As I said, it has been a good Mother’s Day weekend.

SUNDAY (EVENING) POST

The Sunday Post was originally started at Caffeinated Blogger, a fine blog I follow. Many participants post a catch-up on their week’s activities, focusing on what they read during the past week.  I thought it would be an excellent way for PWR to catch up with each other and stay abreast of what we were all reading.  There were so many participants, however, that I altered the meme, inserting (Evening) in honor of the old magazine, Saturday Evening Post. This is a call for readers to post their own comments, catching PWR members and others up to date with their reading (and other) activities.  That said, here is my Sunday (Evening) Post:

What I finished this past week: Who Said I Was Up for Adoption by blogging friend, Colin Chappell, a fine blogger and a fine author. I reviewed it this Saturday here. Also I enjoyed Cat and Dog, a children’s book written by David Lloyd and illustrated by Clive Scruton.

What I am continuing to read: Big Magic, a non-fiction book about creativity; Beyond Human Nature: How Culture and Experience Shape the Human Mind, both in an effort to stretch and challenge my thinking processes.

What I started this week: Last night I read the first three chapters of a close friend, Gary Pegoda’s book, Who Is Human?  It is a sci-fi novel that reads like poetry but carries the reader along in page-turning prose. Also, I began a book I have heard about and wanted to read for a long time (I made it a quarterly selection for PWR, so I’d be sure to get to it soon.), Memories of a Geisha.

What I watched this past week: Three movies–Abraham Lincoln, Vampire Killer; Lion; and The Dressmaker. All were creative, all were well done, but my favorite was The Dressmaker.

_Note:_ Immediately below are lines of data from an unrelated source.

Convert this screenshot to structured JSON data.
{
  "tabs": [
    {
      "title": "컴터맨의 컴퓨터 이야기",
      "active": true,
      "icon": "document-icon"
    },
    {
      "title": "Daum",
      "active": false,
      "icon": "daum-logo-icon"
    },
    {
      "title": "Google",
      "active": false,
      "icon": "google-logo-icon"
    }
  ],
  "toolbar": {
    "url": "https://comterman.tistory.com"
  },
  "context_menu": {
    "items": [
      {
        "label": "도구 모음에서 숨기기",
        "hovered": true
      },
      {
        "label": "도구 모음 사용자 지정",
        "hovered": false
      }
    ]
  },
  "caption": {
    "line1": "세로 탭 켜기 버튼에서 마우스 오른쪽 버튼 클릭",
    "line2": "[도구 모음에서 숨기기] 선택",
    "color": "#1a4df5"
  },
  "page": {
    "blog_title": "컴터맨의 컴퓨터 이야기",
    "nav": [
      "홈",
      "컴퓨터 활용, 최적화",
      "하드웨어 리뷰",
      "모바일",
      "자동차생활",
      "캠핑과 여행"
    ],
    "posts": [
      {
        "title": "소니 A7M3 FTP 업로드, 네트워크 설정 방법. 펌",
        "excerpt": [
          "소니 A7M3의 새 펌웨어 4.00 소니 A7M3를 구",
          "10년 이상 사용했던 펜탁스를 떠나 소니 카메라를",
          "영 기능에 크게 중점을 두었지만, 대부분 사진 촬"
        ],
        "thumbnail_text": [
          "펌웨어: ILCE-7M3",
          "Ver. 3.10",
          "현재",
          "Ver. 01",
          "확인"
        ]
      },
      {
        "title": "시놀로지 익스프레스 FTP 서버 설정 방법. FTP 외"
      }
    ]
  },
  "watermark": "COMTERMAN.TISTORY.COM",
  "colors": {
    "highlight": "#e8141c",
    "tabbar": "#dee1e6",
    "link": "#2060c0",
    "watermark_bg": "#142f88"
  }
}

Generally, it was not an exciting week, except for Easter Sunday, for “He is risen! He is risen indeed!” as the New Testament greeting goes.  It was a quiet, yet busy week as we begin the big count-down to the end of the semester. I hope to MAKE time for more reading this coming week, but we shall see…